“I, TOO SING AMERICA: THE HARLEM RENAISSANCE AT 100” WITH A MISSION TO CREATE A CATALYST TO UNITE, COLLABORATE, AND CELEBRATE THE COLUMBUS BLACK ARTS COMMUNITY THROUGH EDUCATION, EXPOSURE, AND EXPRESSION.
IN THE 1940s, ‘50s AND ‘60s, THE SOUNDS OF JAZZ spilled out onto Mount Vernon Avenue and Long Street. Up-and-comers jammed with the masters they revered at the Yacht Club, the Pythian Theater and the 502 Club. Audiences clamored for performances at the Lincoln Theater, the Cameo, the Dunbar and the Empress.
Will Haygood grew up on the Near East Side toward the end of this decades-long period of exuberance and art. What he saw in a landscape of slowly fading speakeasies and jazz clubs were the remnants and simmering legacy of the Harlem Renaissance, a specifically African American cultural and artistic explosion born in New York in 1918 that spread to other American cities, including Columbus, Cleveland and Cincinnati.

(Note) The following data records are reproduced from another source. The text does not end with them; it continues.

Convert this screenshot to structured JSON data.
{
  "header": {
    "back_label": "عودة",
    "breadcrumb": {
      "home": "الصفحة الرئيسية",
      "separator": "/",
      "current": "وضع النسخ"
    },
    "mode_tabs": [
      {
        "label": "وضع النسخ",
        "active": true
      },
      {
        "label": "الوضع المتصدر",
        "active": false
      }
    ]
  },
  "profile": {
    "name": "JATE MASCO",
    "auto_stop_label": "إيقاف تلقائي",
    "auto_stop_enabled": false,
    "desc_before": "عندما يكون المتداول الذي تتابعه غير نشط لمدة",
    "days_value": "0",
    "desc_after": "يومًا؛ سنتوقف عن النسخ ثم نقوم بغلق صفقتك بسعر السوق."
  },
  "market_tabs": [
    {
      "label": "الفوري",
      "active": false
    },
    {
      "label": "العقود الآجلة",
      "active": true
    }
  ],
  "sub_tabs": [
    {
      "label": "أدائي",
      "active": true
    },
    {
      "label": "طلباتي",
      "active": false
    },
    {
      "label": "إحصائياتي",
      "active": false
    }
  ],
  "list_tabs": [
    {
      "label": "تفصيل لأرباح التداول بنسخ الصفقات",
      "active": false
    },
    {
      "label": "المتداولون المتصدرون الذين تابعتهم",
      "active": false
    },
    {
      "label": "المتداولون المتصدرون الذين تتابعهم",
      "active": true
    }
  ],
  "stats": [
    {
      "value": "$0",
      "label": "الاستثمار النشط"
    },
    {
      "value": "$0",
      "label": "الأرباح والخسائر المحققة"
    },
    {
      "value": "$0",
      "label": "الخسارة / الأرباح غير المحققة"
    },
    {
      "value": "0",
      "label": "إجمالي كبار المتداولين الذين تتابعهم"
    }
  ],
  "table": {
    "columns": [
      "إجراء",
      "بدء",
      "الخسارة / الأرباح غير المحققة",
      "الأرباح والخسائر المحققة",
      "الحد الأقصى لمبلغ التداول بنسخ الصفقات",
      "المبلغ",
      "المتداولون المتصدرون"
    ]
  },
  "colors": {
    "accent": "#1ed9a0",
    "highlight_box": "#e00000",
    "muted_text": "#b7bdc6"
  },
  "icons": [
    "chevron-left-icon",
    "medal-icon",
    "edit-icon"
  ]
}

The Harlem Renaissance gave us artists and a body of work that remains unparalleled. Out of this groundswell of African American art, writing, theater, music, political thought and journalism emerged Langston Hughes, Zora Neale Hurston, Eubie Banks, Jacob Lawrence. Chester B. Himes, the seminal crime novelist, got his start writing under inauspicious circumstances — tapping out short stories while doing time in the Ohio Penitentiary just a mile from where we sit today. “It really is the story of America, not only black America,” Haygood says. “It is the story of a nation through the prism of artistic soldiers. And all they wanted was peace. There’s not been another epochal period like this when we saw giants — and I mean giants.”
In 2018, Columbus hosts a thrilling and accessible opportunity to appreciate the past and understand what the Harlem Renaissance can teach us about our nation today. “It’s hard enough to create art that will endure, but it endures,” says Haygood, who curated an exhibition of Harlem Renaissance art and ephemera that opens in October. “Zora Neale Hurston’s short stories endure. Langston Hughes’ poetry has been quoted by Black Lives Matter activists. It endures.”
Haygood found himself at a profound personal and professional crossroads while researching the Harlem Renaissance during the last year. The movement has been a ribbon woven between the lines of his biographies — including those about Sammy Davis Jr., Sugar Ray Robinson and Thurgood Marshall. “To research that period now, when this nation is undergoing another racial crisis and there are constant assaults against blackness and ethnicity, it really dawned on me: When freedom erupted in this country, art and poetry and writing were an underpinning of freedom.”
Several Columbus arts organizations have committed to this opportunity to unite, collaborate and make a statement that will be heard far and wide. Just as the Harlem Renaissance was ignited in a crucible stirred by outsiders, cabaret performers, self-taught students of jazz, as well as academics, scholars and classically trained artists, I, Too, Sing America will draw from and re ect our city’s diverse community of creators, makers, artists, educators and organizations.
“At the beginning of ‘The Butler,’ there’s a quote from Martin Luther King Jr. that says only light can drive out darkness,” Haygood says. “Throughout that history of dark tyranny against minorities in this country, artists’ light has served to change minds.”
We will create. We will inspire. We will raise our voices to form a resounding chorus.